As a CIO, there’s a good chance that you already know who your boss is; however, the person you perceive to fulfill that role may not actually be the one that truly evaluates your performance. But the organizational chart isn’t telling you the truth, how do you determine who’s really your boss? In this article, we will explore how you can find that out to ensure you are making the best impact possible before your review arrives.
The true boss of a CIO will likely be heavily influencing the perceived boss that a CIO has. While you may not see their faces, they could be board members, shareholders or any other influential person that may be linked to your organizational manager. And although these outside influences won’t facilitate your performance review, the impact they have on it could be massive. The perception of your success as a CIO that they have could either open new doors for you or close them just as quickly.

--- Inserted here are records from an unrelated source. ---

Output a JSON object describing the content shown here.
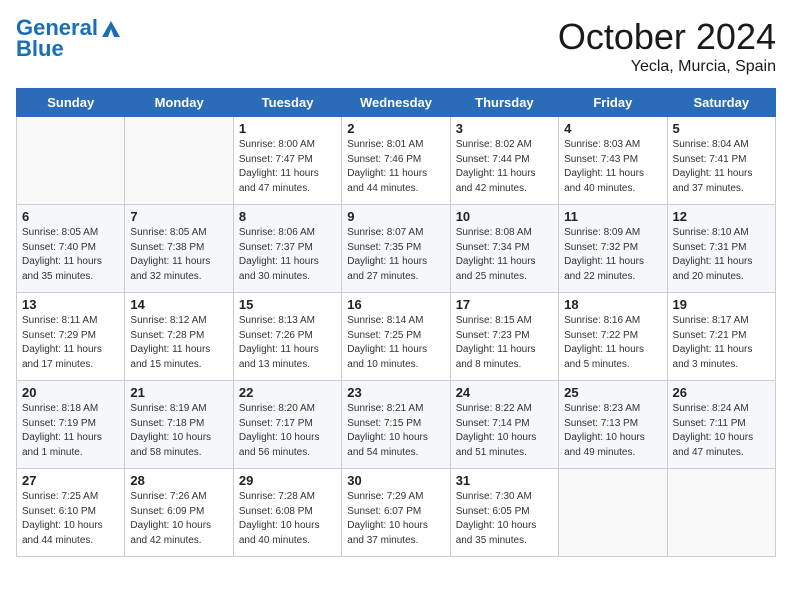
{
  "header": {
    "logo_line1": "General",
    "logo_line2": "Blue",
    "month": "October 2024",
    "location": "Yecla, Murcia, Spain"
  },
  "weekdays": [
    "Sunday",
    "Monday",
    "Tuesday",
    "Wednesday",
    "Thursday",
    "Friday",
    "Saturday"
  ],
  "weeks": [
    [
      {
        "day": "",
        "empty": true
      },
      {
        "day": "",
        "empty": true
      },
      {
        "day": "1",
        "sunrise": "Sunrise: 8:00 AM",
        "sunset": "Sunset: 7:47 PM",
        "daylight": "Daylight: 11 hours and 47 minutes."
      },
      {
        "day": "2",
        "sunrise": "Sunrise: 8:01 AM",
        "sunset": "Sunset: 7:46 PM",
        "daylight": "Daylight: 11 hours and 44 minutes."
      },
      {
        "day": "3",
        "sunrise": "Sunrise: 8:02 AM",
        "sunset": "Sunset: 7:44 PM",
        "daylight": "Daylight: 11 hours and 42 minutes."
      },
      {
        "day": "4",
        "sunrise": "Sunrise: 8:03 AM",
        "sunset": "Sunset: 7:43 PM",
        "daylight": "Daylight: 11 hours and 40 minutes."
      },
      {
        "day": "5",
        "sunrise": "Sunrise: 8:04 AM",
        "sunset": "Sunset: 7:41 PM",
        "daylight": "Daylight: 11 hours and 37 minutes."
      }
    ],
    [
      {
        "day": "6",
        "sunrise": "Sunrise: 8:05 AM",
        "sunset": "Sunset: 7:40 PM",
        "daylight": "Daylight: 11 hours and 35 minutes."
      },
      {
        "day": "7",
        "sunrise": "Sunrise: 8:05 AM",
        "sunset": "Sunset: 7:38 PM",
        "daylight": "Daylight: 11 hours and 32 minutes."
      },
      {
        "day": "8",
        "sunrise": "Sunrise: 8:06 AM",
        "sunset": "Sunset: 7:37 PM",
        "daylight": "Daylight: 11 hours and 30 minutes."
      },
      {
        "day": "9",
        "sunrise": "Sunrise: 8:07 AM",
        "sunset": "Sunset: 7:35 PM",
        "daylight": "Daylight: 11 hours and 27 minutes."
      },
      {
        "day": "10",
        "sunrise": "Sunrise: 8:08 AM",
        "sunset": "Sunset: 7:34 PM",
        "daylight": "Daylight: 11 hours and 25 minutes."
      },
      {
        "day": "11",
        "sunrise": "Sunrise: 8:09 AM",
        "sunset": "Sunset: 7:32 PM",
        "daylight": "Daylight: 11 hours and 22 minutes."
      },
      {
        "day": "12",
        "sunrise": "Sunrise: 8:10 AM",
        "sunset": "Sunset: 7:31 PM",
        "daylight": "Daylight: 11 hours and 20 minutes."
      }
    ],
    [
      {
        "day": "13",
        "sunrise": "Sunrise: 8:11 AM",
        "sunset": "Sunset: 7:29 PM",
        "daylight": "Daylight: 11 hours and 17 minutes."
      },
      {
        "day": "14",
        "sunrise": "Sunrise: 8:12 AM",
        "sunset": "Sunset: 7:28 PM",
        "daylight": "Daylight: 11 hours and 15 minutes."
      },
      {
        "day": "15",
        "sunrise": "Sunrise: 8:13 AM",
        "sunset": "Sunset: 7:26 PM",
        "daylight": "Daylight: 11 hours and 13 minutes."
      },
      {
        "day": "16",
        "sunrise": "Sunrise: 8:14 AM",
        "sunset": "Sunset: 7:25 PM",
        "daylight": "Daylight: 11 hours and 10 minutes."
      },
      {
        "day": "17",
        "sunrise": "Sunrise: 8:15 AM",
        "sunset": "Sunset: 7:23 PM",
        "daylight": "Daylight: 11 hours and 8 minutes."
      },
      {
        "day": "18",
        "sunrise": "Sunrise: 8:16 AM",
        "sunset": "Sunset: 7:22 PM",
        "daylight": "Daylight: 11 hours and 5 minutes."
      },
      {
        "day": "19",
        "sunrise": "Sunrise: 8:17 AM",
        "sunset": "Sunset: 7:21 PM",
        "daylight": "Daylight: 11 hours and 3 minutes."
      }
    ],
    [
      {
        "day": "20",
        "sunrise": "Sunrise: 8:18 AM",
        "sunset": "Sunset: 7:19 PM",
        "daylight": "Daylight: 11 hours and 1 minute."
      },
      {
        "day": "21",
        "sunrise": "Sunrise: 8:19 AM",
        "sunset": "Sunset: 7:18 PM",
        "daylight": "Daylight: 10 hours and 58 minutes."
      },
      {
        "day": "22",
        "sunrise": "Sunrise: 8:20 AM",
        "sunset": "Sunset: 7:17 PM",
        "daylight": "Daylight: 10 hours and 56 minutes."
      },
      {
        "day": "23",
        "sunrise": "Sunrise: 8:21 AM",
        "sunset": "Sunset: 7:15 PM",
        "daylight": "Daylight: 10 hours and 54 minutes."
      },
      {
        "day": "24",
        "sunrise": "Sunrise: 8:22 AM",
        "sunset": "Sunset: 7:14 PM",
        "daylight": "Daylight: 10 hours and 51 minutes."
      },
      {
        "day": "25",
        "sunrise": "Sunrise: 8:23 AM",
        "sunset": "Sunset: 7:13 PM",
        "daylight": "Daylight: 10 hours and 49 minutes."
      },
      {
        "day": "26",
        "sunrise": "Sunrise: 8:24 AM",
        "sunset": "Sunset: 7:11 PM",
        "daylight": "Daylight: 10 hours and 47 minutes."
      }
    ],
    [
      {
        "day": "27",
        "sunrise": "Sunrise: 7:25 AM",
        "sunset": "Sunset: 6:10 PM",
        "daylight": "Daylight: 10 hours and 44 minutes."
      },
      {
        "day": "28",
        "sunrise": "Sunrise: 7:26 AM",
        "sunset": "Sunset: 6:09 PM",
        "daylight": "Daylight: 10 hours and 42 minutes."
      },
      {
        "day": "29",
        "sunrise": "Sunrise: 7:28 AM",
        "sunset": "Sunset: 6:08 PM",
        "daylight": "Daylight: 10 hours and 40 minutes."
      },
      {
        "day": "30",
        "sunrise": "Sunrise: 7:29 AM",
        "sunset": "Sunset: 6:07 PM",
        "daylight": "Daylight: 10 hours and 37 minutes."
      },
      {
        "day": "31",
        "sunrise": "Sunrise: 7:30 AM",
        "sunset": "Sunset: 6:05 PM",
        "daylight": "Daylight: 10 hours and 35 minutes."
      },
      {
        "day": "",
        "empty": true
      },
      {
        "day": "",
        "empty": true
      }
    ]
  ]
}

Knowing who these influencers are is critical for your success as a new CIO, making it important to uncover within the first 30 days. Once you know who this person is, you can find out what type of boss they are and the expectations that they will have on you. In some cases, keeping your direct organizational manager happy will be enough while going the extra mile to affect the opinion of other unspoken entities may be required. But you won’t truly know unless you start doing some digging. As you can see, it’s not uncommon for a new CIO to have to appease not only their direct manager but also any other outside influences that may have a stake in his or her position. Since many members of the C-Suite often misunderstand the CIO role, determining whom these “bosses” may be and their vision for your position can help determine the appropriate steps to take after the initial 30 days are completed. Take the time during your initial 30 days to complete this goal and ensure you are making a positive impact on management and the organization as a whole.